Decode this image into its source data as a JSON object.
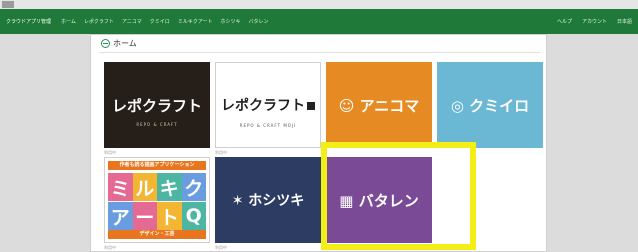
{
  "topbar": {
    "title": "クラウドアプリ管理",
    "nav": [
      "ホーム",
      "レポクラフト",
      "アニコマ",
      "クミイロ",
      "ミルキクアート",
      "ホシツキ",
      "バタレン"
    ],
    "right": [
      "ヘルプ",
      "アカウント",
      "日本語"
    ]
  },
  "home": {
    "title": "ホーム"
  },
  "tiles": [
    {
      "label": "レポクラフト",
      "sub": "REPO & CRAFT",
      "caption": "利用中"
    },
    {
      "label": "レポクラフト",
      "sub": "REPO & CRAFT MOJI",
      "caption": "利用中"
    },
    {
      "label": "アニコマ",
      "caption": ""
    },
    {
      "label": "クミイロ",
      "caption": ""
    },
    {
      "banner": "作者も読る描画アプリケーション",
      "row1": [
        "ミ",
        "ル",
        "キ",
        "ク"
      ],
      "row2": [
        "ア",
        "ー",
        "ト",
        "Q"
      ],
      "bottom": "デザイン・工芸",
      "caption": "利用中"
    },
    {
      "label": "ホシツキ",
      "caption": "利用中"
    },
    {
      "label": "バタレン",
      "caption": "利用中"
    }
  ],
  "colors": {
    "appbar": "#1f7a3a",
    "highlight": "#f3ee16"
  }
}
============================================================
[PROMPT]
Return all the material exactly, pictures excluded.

[TASK OUTPUT]
Decode this image into its source data as a JSON object.
{
  "topbar": {
    "title": "クラウドアプリ管理",
    "nav": [
      "ホーム",
      "レポクラフト",
      "アニコマ",
      "クミイロ",
      "ミルキクアート",
      "ホシツキ",
      "バタレン"
    ],
    "right": [
      "ヘルプ",
      "アカウント",
      "日本語"
    ]
  },
  "home": {
    "title": "ホーム"
  },
  "tiles": [
    {
      "label": "レポクラフト",
      "sub": "REPO & CRAFT",
      "caption": "利用中"
    },
    {
      "label": "レポクラフト",
      "sub": "REPO & CRAFT MOJI",
      "caption": "利用中"
    },
    {
      "label": "アニコマ",
      "caption": ""
    },
    {
      "label": "クミイロ",
      "caption": ""
    },
    {
      "banner": "作者も読る描画アプリケーション",
      "row1": [
        "ミ",
        "ル",
        "キ",
        "ク"
      ],
      "row2": [
        "ア",
        "ー",
        "ト",
        "Q"
      ],
      "bottom": "デザイン・工芸",
      "caption": "利用中"
    },
    {
      "label": "ホシツキ",
      "caption": "利用中"
    },
    {
      "label": "バタレン",
      "caption": "利用中"
    }
  ],
  "colors": {
    "appbar": "#1f7a3a",
    "highlight": "#f3ee16"
  }
}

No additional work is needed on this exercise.